Wes Sullivan liked to say that his life began the day he showed up at the Campbell Club co-op at the University of Oregon, suitcase in hand. For the son of an unemployed single mother during the depression—he had supported the family with a paper route—college had seemed like an impossible dream.
It was a dream that began when a teacher at Franklin High School in southeast Portland told the young Sullivan, “You can write.” So he did, joining the Young Oregonians, The Oregonian’s student publishing group, and eventually becoming the editor of his high school paper, The Franklin Post, which was chosen as one of the All-American papers of the year in 1939. His newspaper advisor, who had recently transferred to the school from Grants Pass, suggested he meet a former student of hers who shared his interest in journalism. Her name was Elsie Brownell.
Their meeting—and Sullivan’s dream—was deferred, as he took a year off after high school, working two paper routes until he had saved $250, about $3,200 in today’s dollars, in order to enroll at the University of Oregon. At the UO, he began as a freshman writing and editing for the Oregon Daily Emerald before earning the prestigious title of editor of The Oregana, which he held for two years (Roy Paul Nelson, then a freshman, was the chief photographer). Sullivan also wrote comic poetry, dealing with subjects such as grades and girls, politics and war. These appeared in the Emerald under the mysterious byline of “JWS.”

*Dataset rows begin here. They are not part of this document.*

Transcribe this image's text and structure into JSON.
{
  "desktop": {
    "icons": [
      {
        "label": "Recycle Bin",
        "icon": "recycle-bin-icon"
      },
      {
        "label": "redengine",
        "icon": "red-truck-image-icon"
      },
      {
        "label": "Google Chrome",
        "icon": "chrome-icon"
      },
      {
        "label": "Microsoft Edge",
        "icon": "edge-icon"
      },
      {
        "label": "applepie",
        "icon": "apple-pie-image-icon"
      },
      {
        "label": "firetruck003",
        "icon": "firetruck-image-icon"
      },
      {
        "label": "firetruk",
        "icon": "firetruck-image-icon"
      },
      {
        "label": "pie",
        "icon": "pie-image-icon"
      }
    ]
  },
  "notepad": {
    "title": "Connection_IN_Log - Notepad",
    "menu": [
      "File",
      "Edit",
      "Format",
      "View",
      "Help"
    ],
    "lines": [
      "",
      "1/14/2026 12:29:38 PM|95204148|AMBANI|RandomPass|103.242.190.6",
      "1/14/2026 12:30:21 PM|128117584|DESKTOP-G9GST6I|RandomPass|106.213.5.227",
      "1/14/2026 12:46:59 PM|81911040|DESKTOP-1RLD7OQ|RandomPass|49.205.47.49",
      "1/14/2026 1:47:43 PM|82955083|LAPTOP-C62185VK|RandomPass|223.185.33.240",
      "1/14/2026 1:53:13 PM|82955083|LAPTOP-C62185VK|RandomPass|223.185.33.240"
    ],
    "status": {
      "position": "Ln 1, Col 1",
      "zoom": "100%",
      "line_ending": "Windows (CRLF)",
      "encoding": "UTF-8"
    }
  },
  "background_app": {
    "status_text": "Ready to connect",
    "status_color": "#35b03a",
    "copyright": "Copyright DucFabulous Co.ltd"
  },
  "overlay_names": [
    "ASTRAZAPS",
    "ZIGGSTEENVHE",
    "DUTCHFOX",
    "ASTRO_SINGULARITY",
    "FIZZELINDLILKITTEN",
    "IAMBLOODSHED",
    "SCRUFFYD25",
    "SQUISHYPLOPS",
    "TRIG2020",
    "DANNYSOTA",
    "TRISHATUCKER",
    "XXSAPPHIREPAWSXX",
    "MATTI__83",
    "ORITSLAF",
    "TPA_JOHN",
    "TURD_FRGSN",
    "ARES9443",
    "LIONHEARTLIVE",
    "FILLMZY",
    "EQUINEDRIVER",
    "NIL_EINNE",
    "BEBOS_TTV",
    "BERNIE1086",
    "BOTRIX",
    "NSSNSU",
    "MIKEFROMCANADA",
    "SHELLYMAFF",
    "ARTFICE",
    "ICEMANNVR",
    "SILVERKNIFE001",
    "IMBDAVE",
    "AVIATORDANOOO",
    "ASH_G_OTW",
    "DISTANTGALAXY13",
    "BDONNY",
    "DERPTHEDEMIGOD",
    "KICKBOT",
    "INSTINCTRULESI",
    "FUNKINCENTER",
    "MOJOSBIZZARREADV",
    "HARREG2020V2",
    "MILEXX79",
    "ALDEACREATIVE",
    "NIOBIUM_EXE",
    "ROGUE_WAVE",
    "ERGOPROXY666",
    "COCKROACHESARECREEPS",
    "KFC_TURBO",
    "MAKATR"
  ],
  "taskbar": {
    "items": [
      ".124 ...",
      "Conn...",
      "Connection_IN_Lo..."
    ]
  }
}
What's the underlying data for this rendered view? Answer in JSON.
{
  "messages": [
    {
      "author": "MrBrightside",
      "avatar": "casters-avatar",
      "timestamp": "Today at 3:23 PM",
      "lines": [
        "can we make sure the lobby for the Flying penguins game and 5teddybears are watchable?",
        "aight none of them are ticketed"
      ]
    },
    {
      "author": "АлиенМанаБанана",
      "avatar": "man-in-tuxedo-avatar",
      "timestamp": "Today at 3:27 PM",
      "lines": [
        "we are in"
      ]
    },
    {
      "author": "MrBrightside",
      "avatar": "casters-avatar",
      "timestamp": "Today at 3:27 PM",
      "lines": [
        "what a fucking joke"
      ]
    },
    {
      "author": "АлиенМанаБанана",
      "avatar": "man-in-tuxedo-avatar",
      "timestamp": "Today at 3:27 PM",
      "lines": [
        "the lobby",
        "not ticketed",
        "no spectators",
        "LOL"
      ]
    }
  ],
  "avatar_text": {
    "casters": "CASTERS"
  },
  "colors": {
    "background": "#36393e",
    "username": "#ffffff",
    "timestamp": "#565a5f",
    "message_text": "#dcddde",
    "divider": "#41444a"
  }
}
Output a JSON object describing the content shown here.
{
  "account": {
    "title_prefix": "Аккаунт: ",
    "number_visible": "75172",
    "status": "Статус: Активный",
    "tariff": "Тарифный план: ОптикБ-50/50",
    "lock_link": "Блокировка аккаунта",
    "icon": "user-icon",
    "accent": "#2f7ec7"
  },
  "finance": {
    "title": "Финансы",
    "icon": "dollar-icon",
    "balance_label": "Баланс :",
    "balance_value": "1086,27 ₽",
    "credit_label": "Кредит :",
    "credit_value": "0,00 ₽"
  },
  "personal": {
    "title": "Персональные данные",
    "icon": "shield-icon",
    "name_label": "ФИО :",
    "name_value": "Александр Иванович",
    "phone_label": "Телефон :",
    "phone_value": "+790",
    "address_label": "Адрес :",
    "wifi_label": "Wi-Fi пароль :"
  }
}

In 1943, Wes was called up to serve in the U.S. Air Force. Although he still had two credits to complete at the UO, Dean Eric Allen allowed him to count his ROTC credits, and he received his BS in journalism that June. He served in World War II as a pilot and copilot in the Eighth Air Force, flying thirty-five missions.
At the UO, he courted Elsie, who was also a journalism student. After their first date, an ill-fated canoe trip on the Millrace, Sullivan was sure he’d never see her again.
Instead, they stayed together, raising four children and enjoying eight grandchildren, until her death. For their fiftieth wedding anniversary, he presented her with his first book, To Elsie with Love, a chronicle of their early courtship and their life together. As Alzheimer’s stole her memory, Sullivan read to her from the book so that she could remember her life. She died in 1993. He would remarry three times—all very happy marriages—to Rosemary Frank (d. 1994), Nell Crothers (d. 2004), and Ruth Gray Sullivan.
In 1945, after returning from the war, Sullivan began as news editor at the Oregon Statesman. His son, Bill, remembers him cheerfully “working at the paper until 2:00 a.m., coming home and sleeping until noon, and then getting up to do it again.” A Nieman Fellowship in 1957, unheard of for an Oregon small-town newspaper at the time, took the family to Harvard, where his classmates were Russell Baker and Tom Brokaw; he attended classes taught by Henry Kissinger and returned with a broadened mind. He worked for the Statesman and its later incarnation, the Salem Statesman-Journal, for fifty-six years, rising through the ranks to become associate editor in 1968, editor in 1975, and then chairman of the editorial board of the Statesman-Journal in 1980. He also began writing columns in 1974.
Sullivan retired in 1986. As a Christmas gift that year, his sons edited and published Jam on the Ceiling, a collection of his columns, which he continued to write weekly until 2004. He was active in his community, teaching Sunday school at First Presbyterian Church in Salem for nearly fifty years, and leading efforts to build a city hall, a library, and a central fire station in Salem. He served on the state library board, the forestry board, the local school board, and for a time as president of the local Red Cross. His son, Bill, remembers that, when questioned about his activism and its potential to conflict with his role as editor, Sullivan responded, “How can I not, when I see the needs in the community?” For his contributions, he was awarded the Salem Key Citizen Award in 1985.
Sullivan served on the Journalism Advancement Council at the School of Journalism and Communication for many years, and helped to build the Sullivan Reporting Lab in Allen Hall in memory of both his father, Bill, and of Elsie. His awards were many, including the Oregon Newspaper Publishers Association President’s Plaque for Outstanding Oregon Newsman in 1961; Oregon Journalism Roll of Honor, 1987; and the Governor Thomas McCall Freedom of Information Award, 1989. He was inducted into the Oregon Newspaper Hall of Fame in 1989.
Wes Sullivan died in 2007 at the age of eighty-six.